RECORDED DATA Start Marker

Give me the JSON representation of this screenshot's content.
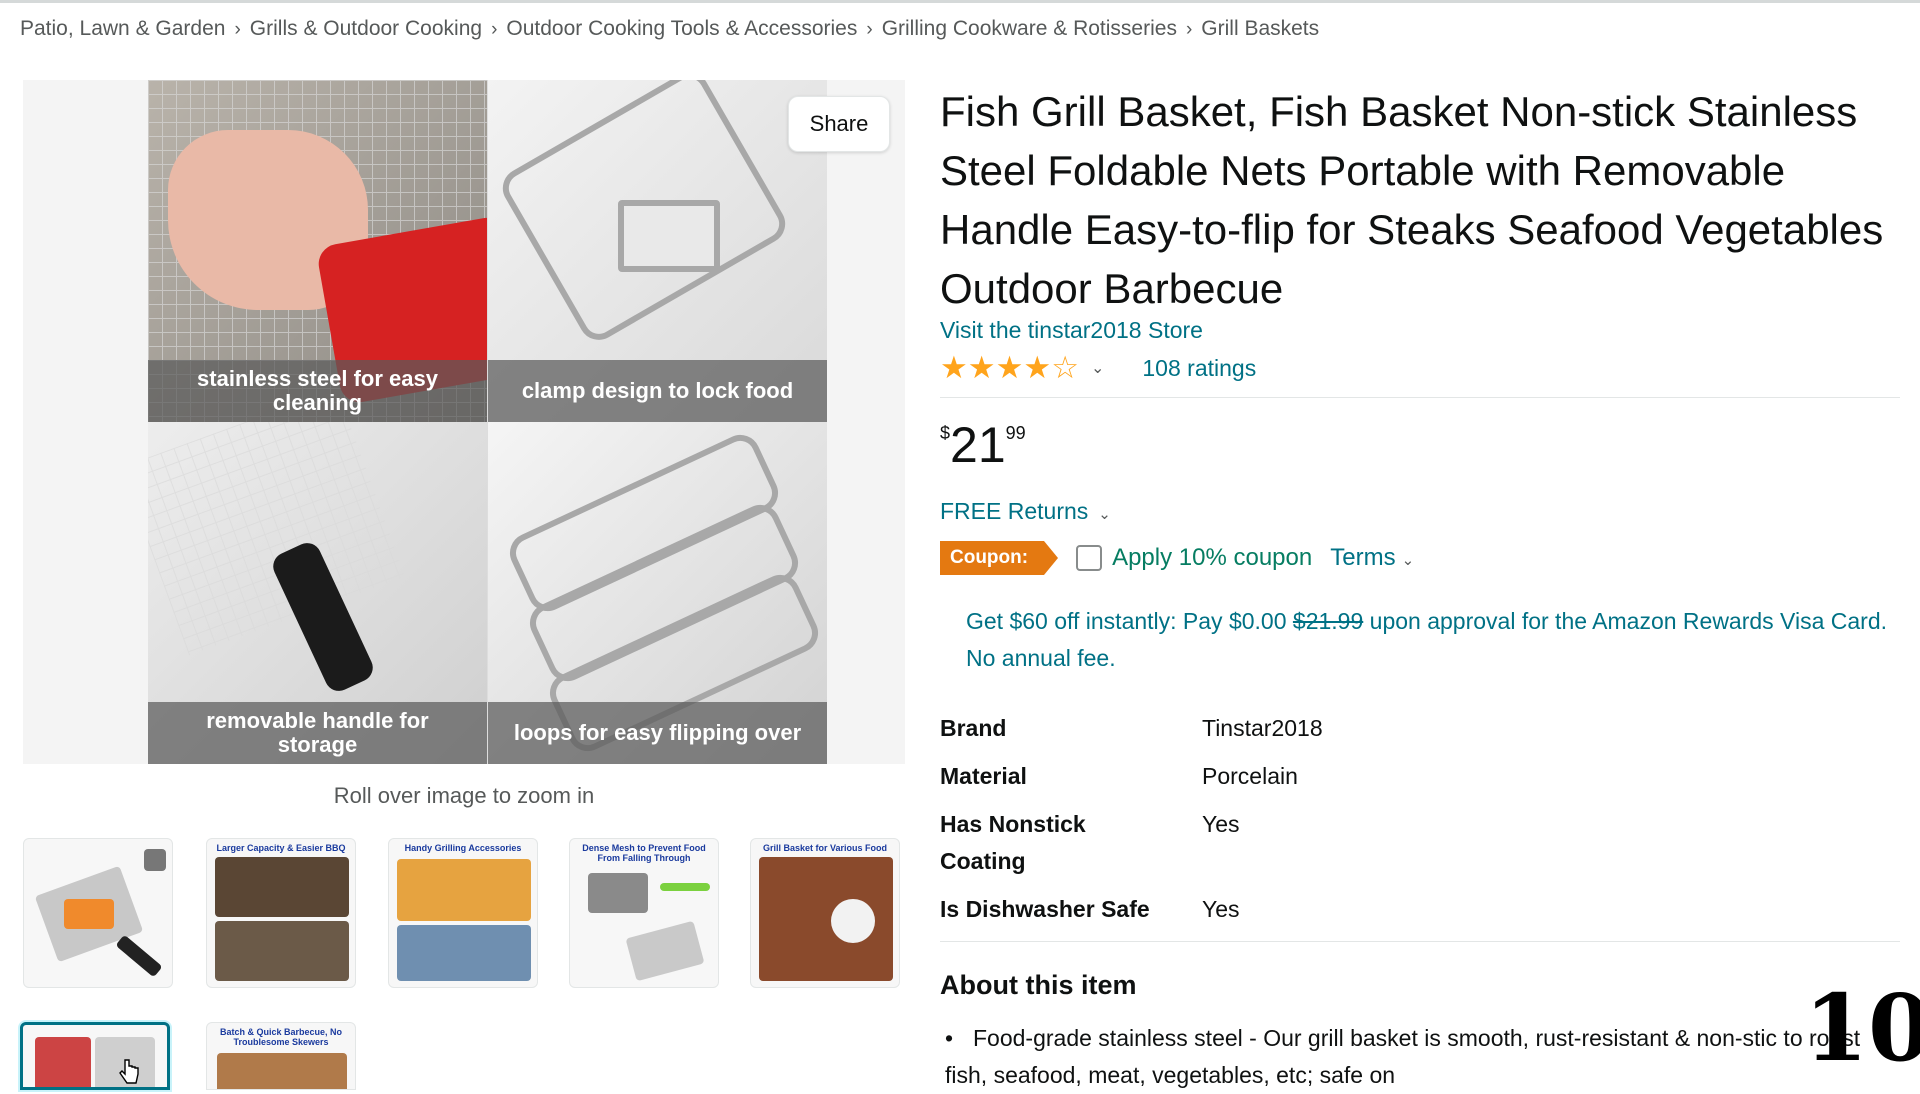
{
  "breadcrumb": {
    "items": [
      "Patio, Lawn & Garden",
      "Grills & Outdoor Cooking",
      "Outdoor Cooking Tools & Accessories",
      "Grilling Cookware & Rotisseries",
      "Grill Baskets"
    ],
    "separator": "›"
  },
  "gallery": {
    "share_label": "Share",
    "rollover_text": "Roll over image to zoom in",
    "captions": [
      "stainless steel for easy cleaning",
      "clamp design to lock food",
      "removable handle for storage",
      "loops for easy flipping over"
    ],
    "thumbnails": [
      {
        "label": ""
      },
      {
        "label": "Larger Capacity & Easier BBQ"
      },
      {
        "label": "Handy Grilling Accessories"
      },
      {
        "label": "Dense Mesh to Prevent Food From Falling Through"
      },
      {
        "label": "Grill Basket for Various Food"
      },
      {
        "label": ""
      },
      {
        "label": "Batch & Quick Barbecue, No Troublesome Skewers"
      }
    ]
  },
  "product": {
    "title": "Fish Grill Basket, Fish Basket Non-stick Stainless Steel Foldable Nets Portable with Removable Handle Easy-to-flip for Steaks Seafood Vegetables Outdoor Barbecue",
    "store_link": "Visit the tinstar2018 Store",
    "rating_value": 4.0,
    "ratings_count": "108 ratings",
    "price_symbol": "$",
    "price_whole": "21",
    "price_fraction": "99",
    "returns_label": "FREE Returns",
    "coupon_badge": "Coupon:",
    "coupon_text": "Apply 10% coupon",
    "terms_label": "Terms",
    "promo_prefix": "Get $60 off instantly: Pay $0.00 ",
    "promo_strike": "$21.99",
    "promo_suffix": " upon approval for the Amazon Rewards Visa Card. No annual fee."
  },
  "specs": [
    {
      "key": "Brand",
      "value": "Tinstar2018"
    },
    {
      "key": "Material",
      "value": "Porcelain"
    },
    {
      "key": "Has Nonstick Coating",
      "value": "Yes"
    },
    {
      "key": "Is Dishwasher Safe",
      "value": "Yes"
    }
  ],
  "about": {
    "title": "About this item",
    "first_item": "Food-grade stainless steel - Our grill basket is smooth, rust-resistant & non-stic to roast fish, seafood, meat, vegetables, etc; safe on"
  },
  "overlay_number": "10",
  "colors": {
    "link": "#007185",
    "star": "#ffa41c",
    "coupon_badge": "#e47911",
    "coupon_text": "#067d62",
    "text": "#0f1111",
    "muted": "#565959"
  },
  "icons": [
    "star-icon",
    "chevron-down-icon",
    "cursor-hand-icon"
  ]
}
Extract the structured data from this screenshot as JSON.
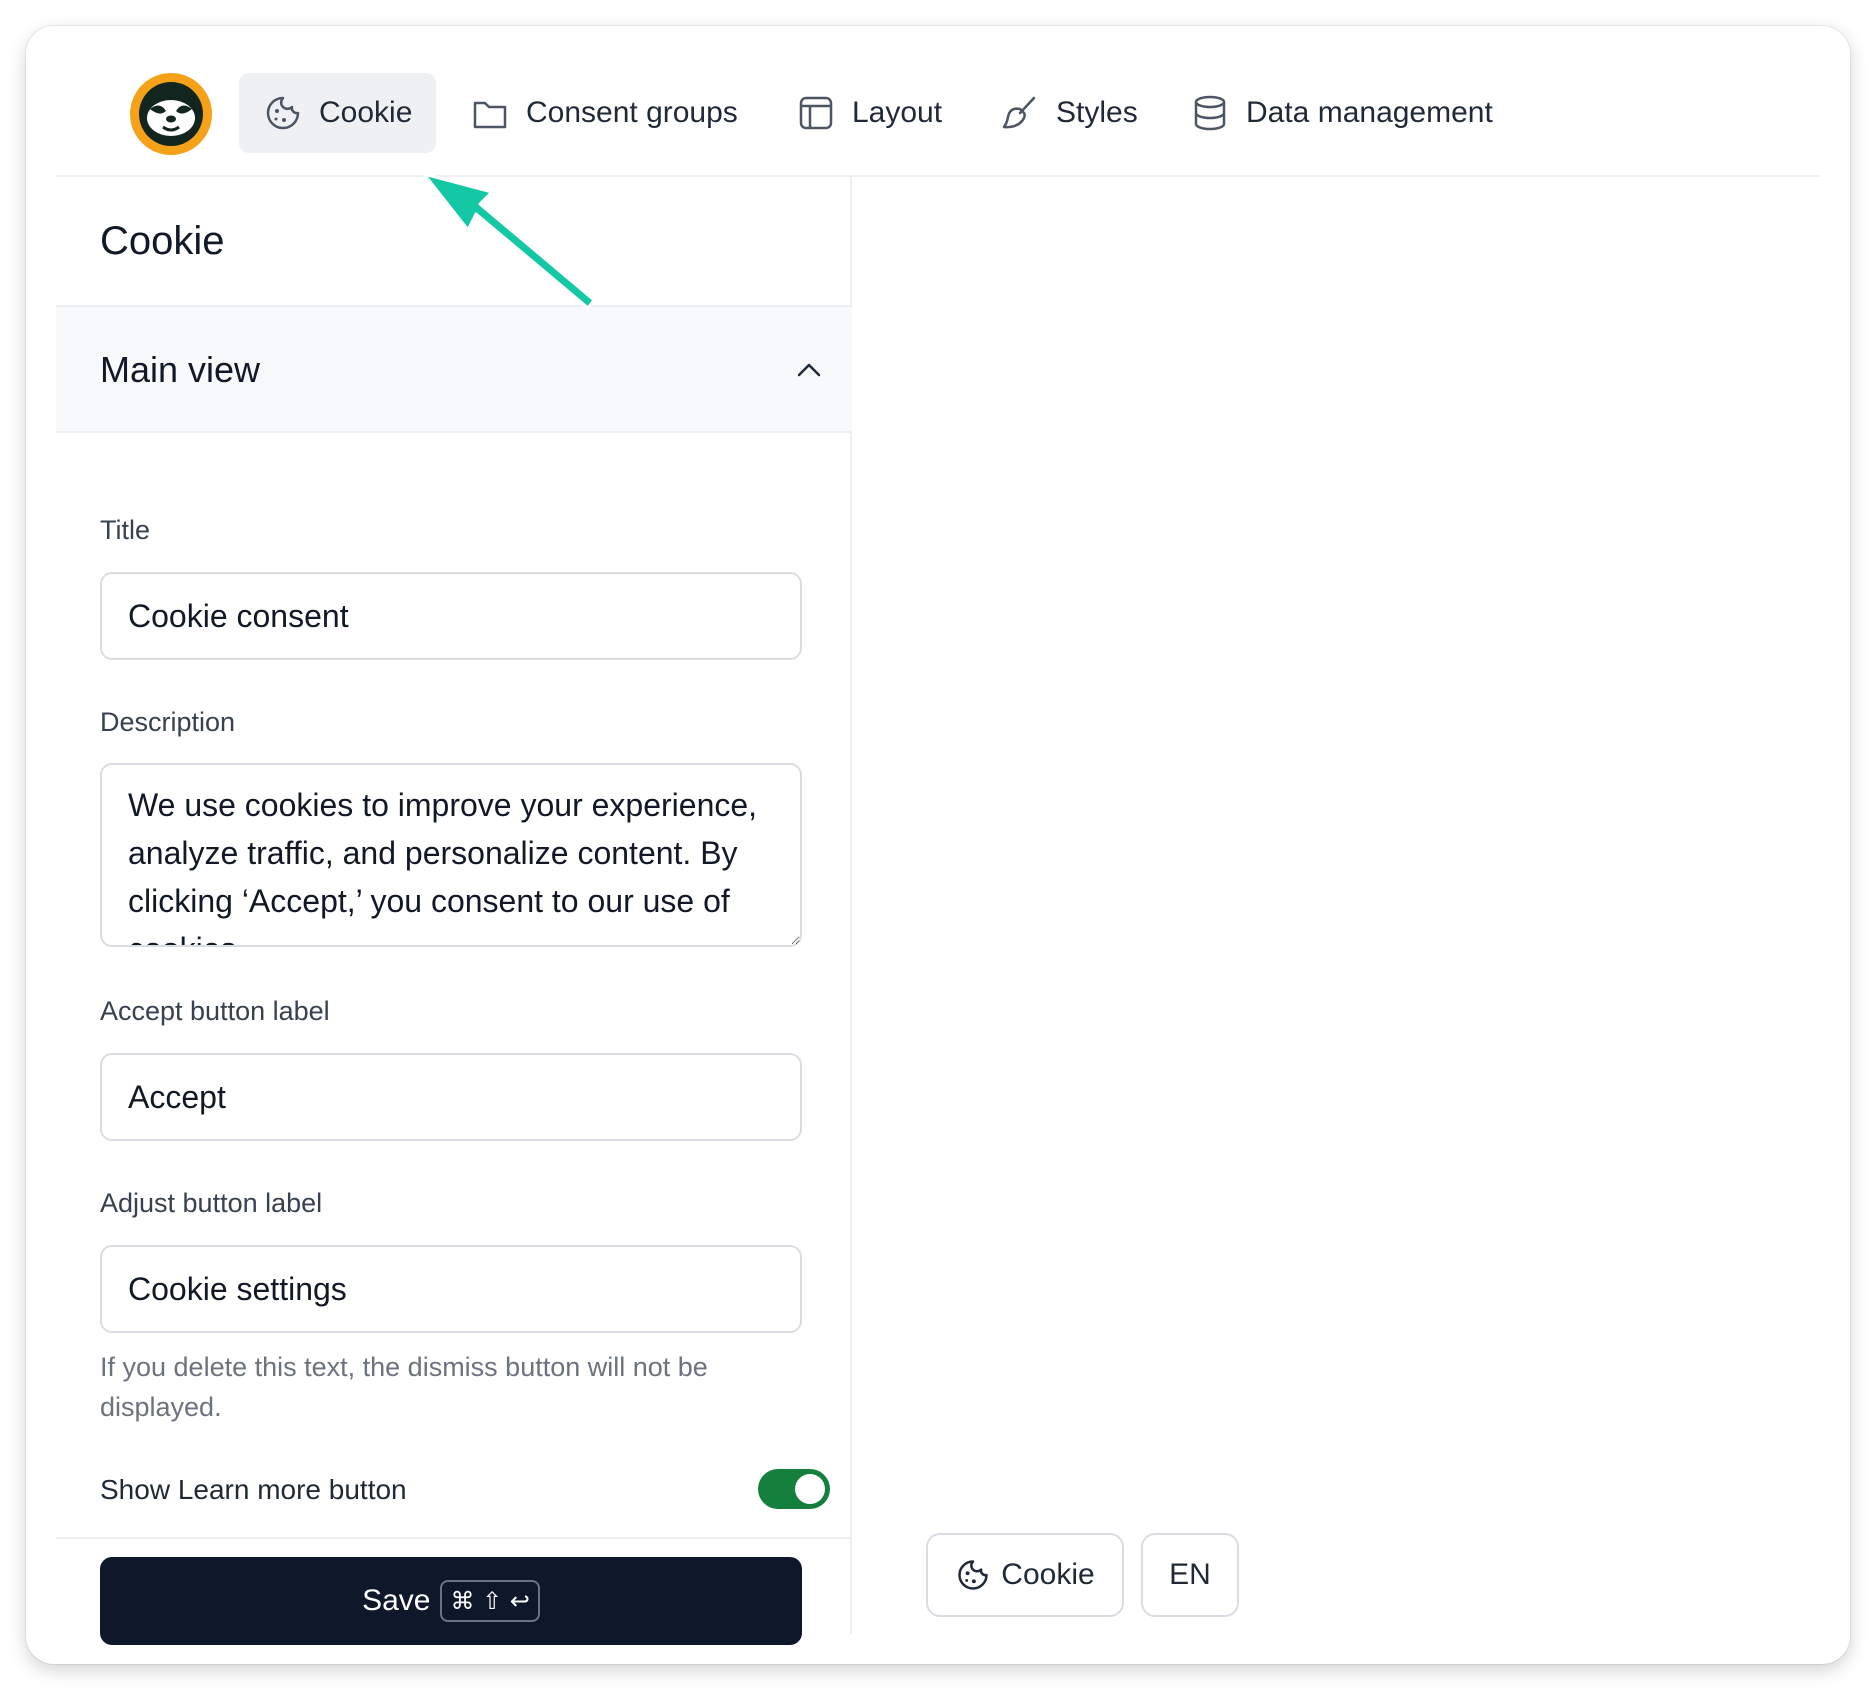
{
  "nav": {
    "tabs": [
      {
        "label": "Cookie",
        "icon": "cookie-icon",
        "active": true
      },
      {
        "label": "Consent groups",
        "icon": "folder-icon",
        "active": false
      },
      {
        "label": "Layout",
        "icon": "layout-icon",
        "active": false
      },
      {
        "label": "Styles",
        "icon": "brush-icon",
        "active": false
      },
      {
        "label": "Data management",
        "icon": "database-icon",
        "active": false
      }
    ]
  },
  "panel": {
    "title": "Cookie",
    "section_title": "Main view",
    "fields": {
      "title_label": "Title",
      "title_value": "Cookie consent",
      "description_label": "Description",
      "description_value": "We use cookies to improve your experience, analyze traffic, and personalize content. By clicking ‘Accept,’ you consent to our use of cookies.",
      "accept_label": "Accept button label",
      "accept_value": "Accept",
      "adjust_label": "Adjust button label",
      "adjust_value": "Cookie settings",
      "adjust_hint": "If you delete this text, the dismiss button will not be displayed.",
      "learn_more_label": "Show Learn more button",
      "learn_more_enabled": true
    },
    "save_label": "Save",
    "save_shortcut": "⌘ ⇧ ↩"
  },
  "preview": {
    "cookie_button_label": "Cookie",
    "language_label": "EN"
  },
  "colors": {
    "accent_arrow": "#14c7a5",
    "toggle_on": "#15803d",
    "save_bg": "#0f172a",
    "logo_bg": "#f5a11a"
  }
}
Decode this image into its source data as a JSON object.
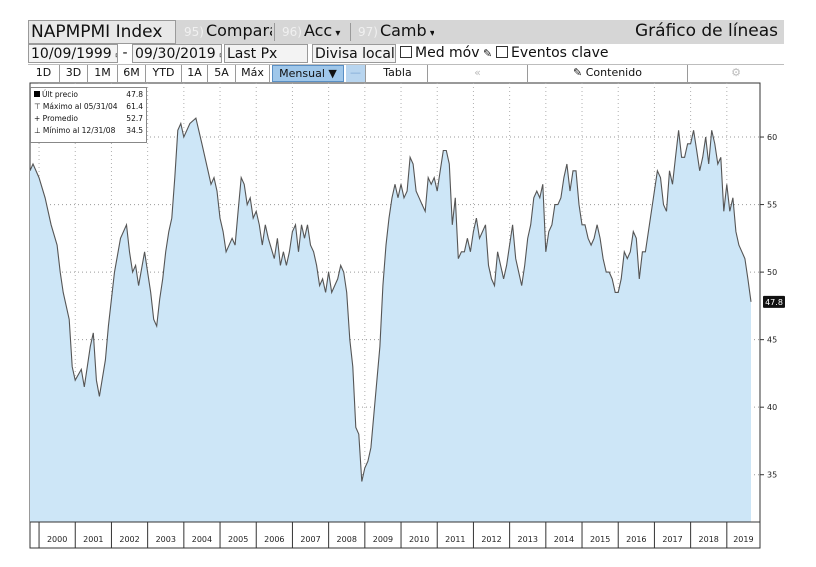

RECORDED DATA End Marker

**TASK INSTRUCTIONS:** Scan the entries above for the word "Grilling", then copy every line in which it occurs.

**RESULT BELOW:**
      "Grilling Cookware & Rotisseries",
        "label": "Handy Grilling Accessories"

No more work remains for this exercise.